* [Problem description]
Using the records below, filter out every line that lacks "name" and copy the rest.

* [Data shown]
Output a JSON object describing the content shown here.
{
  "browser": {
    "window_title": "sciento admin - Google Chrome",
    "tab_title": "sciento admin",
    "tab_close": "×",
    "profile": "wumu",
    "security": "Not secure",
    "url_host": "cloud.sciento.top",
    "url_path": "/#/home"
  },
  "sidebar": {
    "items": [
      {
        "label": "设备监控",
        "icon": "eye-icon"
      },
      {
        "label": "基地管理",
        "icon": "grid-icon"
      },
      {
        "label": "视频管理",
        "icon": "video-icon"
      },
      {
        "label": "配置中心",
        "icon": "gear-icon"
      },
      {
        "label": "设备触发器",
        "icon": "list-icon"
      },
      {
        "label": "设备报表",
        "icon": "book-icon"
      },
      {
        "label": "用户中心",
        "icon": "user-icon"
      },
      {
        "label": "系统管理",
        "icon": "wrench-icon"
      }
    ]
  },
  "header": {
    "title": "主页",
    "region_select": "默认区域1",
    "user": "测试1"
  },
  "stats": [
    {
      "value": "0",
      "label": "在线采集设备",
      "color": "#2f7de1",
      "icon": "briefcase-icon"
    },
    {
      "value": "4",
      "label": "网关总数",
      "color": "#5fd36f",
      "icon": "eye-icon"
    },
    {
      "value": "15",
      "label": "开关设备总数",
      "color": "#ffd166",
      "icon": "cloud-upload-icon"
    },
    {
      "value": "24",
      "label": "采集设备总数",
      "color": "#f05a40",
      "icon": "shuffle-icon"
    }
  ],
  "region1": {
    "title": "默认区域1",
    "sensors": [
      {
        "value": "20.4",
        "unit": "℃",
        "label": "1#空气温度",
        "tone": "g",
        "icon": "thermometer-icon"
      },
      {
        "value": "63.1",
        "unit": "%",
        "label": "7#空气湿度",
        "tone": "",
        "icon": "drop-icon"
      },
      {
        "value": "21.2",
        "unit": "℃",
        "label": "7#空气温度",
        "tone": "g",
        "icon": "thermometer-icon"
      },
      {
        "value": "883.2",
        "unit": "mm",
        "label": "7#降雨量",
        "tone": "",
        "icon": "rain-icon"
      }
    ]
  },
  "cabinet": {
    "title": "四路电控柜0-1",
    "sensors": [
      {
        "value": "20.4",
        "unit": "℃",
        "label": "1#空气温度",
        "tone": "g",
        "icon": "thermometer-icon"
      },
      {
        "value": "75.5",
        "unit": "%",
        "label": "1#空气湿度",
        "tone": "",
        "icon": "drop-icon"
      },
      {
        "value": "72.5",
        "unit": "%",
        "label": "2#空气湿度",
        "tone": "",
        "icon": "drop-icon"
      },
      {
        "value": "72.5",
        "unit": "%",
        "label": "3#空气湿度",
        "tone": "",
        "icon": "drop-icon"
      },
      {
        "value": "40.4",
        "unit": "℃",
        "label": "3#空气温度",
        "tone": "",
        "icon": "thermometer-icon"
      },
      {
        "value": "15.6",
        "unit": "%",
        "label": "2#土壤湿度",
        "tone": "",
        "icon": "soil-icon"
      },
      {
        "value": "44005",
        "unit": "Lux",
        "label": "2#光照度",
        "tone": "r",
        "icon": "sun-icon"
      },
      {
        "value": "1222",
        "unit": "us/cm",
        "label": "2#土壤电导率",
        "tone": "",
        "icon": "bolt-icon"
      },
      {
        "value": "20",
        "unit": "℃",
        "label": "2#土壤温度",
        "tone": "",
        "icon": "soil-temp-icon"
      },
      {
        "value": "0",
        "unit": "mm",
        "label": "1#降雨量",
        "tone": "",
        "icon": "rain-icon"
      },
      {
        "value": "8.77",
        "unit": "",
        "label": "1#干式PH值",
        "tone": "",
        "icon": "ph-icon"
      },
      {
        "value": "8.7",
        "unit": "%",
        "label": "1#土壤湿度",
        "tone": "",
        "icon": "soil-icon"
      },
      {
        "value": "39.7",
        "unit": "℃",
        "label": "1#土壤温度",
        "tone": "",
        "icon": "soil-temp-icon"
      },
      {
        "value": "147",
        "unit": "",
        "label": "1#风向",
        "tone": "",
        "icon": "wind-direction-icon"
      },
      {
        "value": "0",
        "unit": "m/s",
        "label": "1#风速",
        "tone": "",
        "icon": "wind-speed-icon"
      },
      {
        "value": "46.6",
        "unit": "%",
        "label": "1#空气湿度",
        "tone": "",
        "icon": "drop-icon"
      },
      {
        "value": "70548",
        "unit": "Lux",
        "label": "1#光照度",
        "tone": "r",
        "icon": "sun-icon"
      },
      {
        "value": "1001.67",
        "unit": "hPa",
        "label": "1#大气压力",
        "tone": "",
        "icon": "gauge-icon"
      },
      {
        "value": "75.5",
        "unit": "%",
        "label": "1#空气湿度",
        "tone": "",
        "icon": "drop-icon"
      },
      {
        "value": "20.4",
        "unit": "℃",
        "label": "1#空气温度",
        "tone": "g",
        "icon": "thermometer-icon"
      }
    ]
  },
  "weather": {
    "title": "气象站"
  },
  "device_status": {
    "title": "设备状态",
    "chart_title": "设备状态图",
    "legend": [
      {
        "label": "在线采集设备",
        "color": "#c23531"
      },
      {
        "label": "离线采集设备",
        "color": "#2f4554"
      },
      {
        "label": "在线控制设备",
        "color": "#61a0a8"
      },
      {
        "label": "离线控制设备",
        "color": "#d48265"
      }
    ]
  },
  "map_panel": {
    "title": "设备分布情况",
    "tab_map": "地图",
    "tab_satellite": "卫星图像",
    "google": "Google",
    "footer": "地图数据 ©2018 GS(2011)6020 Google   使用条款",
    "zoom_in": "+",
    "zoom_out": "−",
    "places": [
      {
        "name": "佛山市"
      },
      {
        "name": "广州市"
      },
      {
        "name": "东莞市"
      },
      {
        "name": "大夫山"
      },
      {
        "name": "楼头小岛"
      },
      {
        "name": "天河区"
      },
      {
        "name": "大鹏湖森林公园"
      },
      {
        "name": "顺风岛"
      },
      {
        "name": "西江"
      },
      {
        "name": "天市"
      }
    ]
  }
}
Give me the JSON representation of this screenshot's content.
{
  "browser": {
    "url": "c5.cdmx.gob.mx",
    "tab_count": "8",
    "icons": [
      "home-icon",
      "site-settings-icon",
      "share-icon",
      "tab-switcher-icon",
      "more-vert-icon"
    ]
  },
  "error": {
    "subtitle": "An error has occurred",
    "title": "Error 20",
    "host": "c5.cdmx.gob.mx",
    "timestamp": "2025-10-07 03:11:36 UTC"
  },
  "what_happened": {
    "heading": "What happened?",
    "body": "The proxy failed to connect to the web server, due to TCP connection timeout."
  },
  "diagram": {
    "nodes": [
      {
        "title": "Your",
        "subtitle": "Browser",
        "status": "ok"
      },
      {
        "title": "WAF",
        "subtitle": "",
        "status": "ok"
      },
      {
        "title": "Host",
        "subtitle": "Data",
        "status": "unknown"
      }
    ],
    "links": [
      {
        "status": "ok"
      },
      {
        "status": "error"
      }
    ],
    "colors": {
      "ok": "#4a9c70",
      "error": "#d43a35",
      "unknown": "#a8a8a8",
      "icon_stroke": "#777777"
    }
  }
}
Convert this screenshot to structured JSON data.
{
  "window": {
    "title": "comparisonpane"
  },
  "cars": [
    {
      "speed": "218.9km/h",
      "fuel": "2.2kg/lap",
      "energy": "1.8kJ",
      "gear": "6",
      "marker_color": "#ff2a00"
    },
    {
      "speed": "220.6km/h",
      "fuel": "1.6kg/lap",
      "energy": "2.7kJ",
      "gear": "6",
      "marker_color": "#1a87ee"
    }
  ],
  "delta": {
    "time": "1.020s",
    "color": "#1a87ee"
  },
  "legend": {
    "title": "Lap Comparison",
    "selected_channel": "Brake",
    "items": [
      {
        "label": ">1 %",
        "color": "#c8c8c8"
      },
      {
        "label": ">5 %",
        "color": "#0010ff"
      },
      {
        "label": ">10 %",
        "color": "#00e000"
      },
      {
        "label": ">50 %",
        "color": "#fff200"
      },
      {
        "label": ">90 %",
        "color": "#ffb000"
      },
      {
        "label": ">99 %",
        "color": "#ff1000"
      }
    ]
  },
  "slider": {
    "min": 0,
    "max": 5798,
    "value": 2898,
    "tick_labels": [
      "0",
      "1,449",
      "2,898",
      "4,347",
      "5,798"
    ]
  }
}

* [Your solution]
        "name": "佛山市"
        "name": "广州市"
        "name": "东莞市"
        "name": "大夫山"
        "name": "楼头小岛"
        "name": "天河区"
        "name": "大鹏湖森林公园"
        "name": "顺风岛"
        "name": "西江"
        "name": "天市"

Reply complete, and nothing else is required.